▶ _THE TASK_
Which lines of the data below contain "false"? Please show them all.
_ _ _ _ _ _ _
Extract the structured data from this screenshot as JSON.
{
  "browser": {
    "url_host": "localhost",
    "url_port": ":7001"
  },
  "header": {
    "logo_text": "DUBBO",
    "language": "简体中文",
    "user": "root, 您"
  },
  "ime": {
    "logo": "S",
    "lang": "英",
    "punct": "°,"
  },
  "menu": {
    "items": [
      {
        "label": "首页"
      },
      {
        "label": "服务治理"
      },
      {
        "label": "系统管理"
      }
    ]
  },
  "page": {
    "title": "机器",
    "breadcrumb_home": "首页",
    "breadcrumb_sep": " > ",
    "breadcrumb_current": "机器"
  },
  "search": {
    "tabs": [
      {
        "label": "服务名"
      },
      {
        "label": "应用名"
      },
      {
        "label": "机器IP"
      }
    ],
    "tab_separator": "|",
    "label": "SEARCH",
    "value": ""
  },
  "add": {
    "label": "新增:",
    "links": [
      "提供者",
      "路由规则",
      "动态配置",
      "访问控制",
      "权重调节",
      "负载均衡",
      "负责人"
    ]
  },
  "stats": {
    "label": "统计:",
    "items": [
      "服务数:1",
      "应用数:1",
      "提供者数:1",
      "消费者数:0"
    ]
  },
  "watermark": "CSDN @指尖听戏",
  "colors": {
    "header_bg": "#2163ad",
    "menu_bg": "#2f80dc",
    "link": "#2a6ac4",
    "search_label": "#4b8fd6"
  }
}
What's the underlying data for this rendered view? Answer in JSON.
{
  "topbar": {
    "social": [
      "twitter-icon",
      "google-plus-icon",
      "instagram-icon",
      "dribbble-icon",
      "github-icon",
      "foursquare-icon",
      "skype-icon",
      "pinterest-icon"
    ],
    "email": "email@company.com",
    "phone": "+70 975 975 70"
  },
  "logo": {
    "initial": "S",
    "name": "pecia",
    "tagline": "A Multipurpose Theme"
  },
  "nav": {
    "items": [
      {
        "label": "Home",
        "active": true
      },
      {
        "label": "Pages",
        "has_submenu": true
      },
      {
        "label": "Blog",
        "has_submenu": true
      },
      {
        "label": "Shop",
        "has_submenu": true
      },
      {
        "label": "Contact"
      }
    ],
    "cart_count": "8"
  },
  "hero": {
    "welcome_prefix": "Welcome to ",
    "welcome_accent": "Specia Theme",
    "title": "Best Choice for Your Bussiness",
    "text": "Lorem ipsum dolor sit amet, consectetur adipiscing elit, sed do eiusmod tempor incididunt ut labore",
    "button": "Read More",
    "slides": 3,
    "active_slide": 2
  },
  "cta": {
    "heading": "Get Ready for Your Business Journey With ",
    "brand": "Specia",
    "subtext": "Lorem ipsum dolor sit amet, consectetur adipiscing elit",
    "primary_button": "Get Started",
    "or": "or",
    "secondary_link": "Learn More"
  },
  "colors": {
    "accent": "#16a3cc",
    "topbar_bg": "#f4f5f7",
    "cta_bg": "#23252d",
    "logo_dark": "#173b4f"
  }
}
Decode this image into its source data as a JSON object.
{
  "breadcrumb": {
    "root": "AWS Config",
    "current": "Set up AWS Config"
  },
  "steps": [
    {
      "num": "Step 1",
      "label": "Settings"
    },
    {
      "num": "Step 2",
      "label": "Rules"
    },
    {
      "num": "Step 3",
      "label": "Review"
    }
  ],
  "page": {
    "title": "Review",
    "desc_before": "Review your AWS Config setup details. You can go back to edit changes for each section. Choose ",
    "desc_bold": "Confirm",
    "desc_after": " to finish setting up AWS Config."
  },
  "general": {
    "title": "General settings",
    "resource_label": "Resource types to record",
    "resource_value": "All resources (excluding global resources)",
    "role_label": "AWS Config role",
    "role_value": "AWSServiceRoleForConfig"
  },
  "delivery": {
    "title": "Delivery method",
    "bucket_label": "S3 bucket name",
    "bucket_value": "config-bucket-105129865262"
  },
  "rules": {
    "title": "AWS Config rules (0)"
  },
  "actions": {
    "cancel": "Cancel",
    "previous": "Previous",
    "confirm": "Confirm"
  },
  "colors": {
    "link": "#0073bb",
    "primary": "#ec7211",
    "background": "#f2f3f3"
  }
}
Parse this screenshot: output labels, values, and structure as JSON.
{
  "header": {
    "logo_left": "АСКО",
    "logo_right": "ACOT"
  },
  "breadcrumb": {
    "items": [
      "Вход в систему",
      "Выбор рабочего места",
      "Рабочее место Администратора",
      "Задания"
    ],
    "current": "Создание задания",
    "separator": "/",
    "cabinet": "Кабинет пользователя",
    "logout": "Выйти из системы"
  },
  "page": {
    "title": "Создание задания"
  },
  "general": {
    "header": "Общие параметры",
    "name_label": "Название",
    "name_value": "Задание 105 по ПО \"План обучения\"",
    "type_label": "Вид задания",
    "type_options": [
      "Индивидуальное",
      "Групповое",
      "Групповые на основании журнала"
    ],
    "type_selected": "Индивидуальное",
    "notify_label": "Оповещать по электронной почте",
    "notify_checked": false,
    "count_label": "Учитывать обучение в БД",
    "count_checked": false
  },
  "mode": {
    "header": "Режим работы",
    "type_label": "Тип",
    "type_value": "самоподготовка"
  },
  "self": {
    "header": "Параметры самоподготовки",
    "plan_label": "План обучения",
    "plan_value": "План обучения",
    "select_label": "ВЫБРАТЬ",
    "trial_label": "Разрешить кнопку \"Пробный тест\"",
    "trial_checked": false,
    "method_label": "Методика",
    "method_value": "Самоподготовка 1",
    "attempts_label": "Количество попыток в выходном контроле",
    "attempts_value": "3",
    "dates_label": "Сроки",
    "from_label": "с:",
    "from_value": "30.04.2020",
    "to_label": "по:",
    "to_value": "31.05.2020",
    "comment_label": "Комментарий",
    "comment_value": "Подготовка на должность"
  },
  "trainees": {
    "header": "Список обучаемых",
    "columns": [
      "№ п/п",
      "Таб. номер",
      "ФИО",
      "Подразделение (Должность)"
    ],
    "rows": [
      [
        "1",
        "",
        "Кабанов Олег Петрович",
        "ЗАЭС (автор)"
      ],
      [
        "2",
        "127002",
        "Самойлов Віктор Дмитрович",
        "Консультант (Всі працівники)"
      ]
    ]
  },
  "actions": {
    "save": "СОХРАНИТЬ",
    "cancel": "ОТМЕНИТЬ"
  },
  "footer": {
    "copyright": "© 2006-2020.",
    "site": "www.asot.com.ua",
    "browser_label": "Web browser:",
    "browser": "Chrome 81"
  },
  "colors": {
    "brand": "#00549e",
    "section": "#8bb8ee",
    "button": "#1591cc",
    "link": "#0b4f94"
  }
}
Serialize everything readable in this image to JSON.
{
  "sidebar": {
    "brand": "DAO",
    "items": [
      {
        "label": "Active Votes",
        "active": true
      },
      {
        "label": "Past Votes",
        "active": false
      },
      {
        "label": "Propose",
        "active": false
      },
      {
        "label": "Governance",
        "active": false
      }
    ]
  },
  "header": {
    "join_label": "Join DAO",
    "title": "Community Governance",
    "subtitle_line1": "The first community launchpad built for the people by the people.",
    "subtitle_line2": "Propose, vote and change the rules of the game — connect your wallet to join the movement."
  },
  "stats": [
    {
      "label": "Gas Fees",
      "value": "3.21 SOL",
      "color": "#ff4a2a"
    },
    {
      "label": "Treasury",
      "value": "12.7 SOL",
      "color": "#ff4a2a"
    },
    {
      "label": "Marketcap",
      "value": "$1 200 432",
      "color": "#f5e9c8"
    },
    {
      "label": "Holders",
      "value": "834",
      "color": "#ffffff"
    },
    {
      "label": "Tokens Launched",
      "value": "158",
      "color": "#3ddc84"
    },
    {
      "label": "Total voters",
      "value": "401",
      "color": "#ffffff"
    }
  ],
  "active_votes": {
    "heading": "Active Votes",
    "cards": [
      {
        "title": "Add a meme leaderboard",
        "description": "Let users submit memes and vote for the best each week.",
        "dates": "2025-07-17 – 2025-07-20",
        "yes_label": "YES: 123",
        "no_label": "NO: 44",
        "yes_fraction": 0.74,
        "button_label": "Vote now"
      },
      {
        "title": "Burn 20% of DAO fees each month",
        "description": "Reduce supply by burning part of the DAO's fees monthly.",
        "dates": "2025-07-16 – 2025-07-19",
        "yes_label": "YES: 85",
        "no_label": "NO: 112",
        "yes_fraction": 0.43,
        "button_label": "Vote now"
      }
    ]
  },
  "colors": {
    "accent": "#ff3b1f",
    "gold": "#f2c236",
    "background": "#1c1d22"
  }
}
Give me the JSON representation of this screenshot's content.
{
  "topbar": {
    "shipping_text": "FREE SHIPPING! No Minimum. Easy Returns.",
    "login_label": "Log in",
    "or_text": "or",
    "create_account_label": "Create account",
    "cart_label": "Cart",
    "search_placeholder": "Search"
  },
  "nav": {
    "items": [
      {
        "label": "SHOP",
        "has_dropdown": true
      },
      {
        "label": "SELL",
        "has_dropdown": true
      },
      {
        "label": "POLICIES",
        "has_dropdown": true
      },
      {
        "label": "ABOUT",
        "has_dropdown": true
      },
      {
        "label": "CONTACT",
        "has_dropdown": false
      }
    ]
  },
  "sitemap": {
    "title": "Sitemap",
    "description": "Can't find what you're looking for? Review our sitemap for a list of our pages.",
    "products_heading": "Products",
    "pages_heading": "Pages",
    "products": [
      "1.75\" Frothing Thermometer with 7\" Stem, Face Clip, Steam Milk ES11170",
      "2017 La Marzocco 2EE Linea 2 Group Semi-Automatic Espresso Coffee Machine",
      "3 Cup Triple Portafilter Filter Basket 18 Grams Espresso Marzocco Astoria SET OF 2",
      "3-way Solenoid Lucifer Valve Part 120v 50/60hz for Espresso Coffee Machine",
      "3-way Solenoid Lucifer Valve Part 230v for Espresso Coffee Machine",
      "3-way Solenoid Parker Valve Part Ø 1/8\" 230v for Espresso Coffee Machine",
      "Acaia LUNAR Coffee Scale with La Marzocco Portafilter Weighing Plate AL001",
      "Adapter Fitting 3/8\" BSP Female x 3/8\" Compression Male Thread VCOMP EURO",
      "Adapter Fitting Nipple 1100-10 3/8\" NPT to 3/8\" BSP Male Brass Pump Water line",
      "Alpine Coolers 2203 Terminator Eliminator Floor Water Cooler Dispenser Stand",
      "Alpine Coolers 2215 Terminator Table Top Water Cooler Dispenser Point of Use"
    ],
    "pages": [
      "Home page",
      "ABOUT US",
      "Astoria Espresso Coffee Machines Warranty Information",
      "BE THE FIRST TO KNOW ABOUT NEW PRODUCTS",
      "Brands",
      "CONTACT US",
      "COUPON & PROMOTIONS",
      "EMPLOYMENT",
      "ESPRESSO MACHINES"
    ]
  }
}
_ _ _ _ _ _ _
▶ _RESPONSE TO THE EXERCISE_
    "notify_checked": false,
    "count_checked": false
    "trial_checked": false,
        "active": false
        "active": false
        "active": false
        "has_dropdown": false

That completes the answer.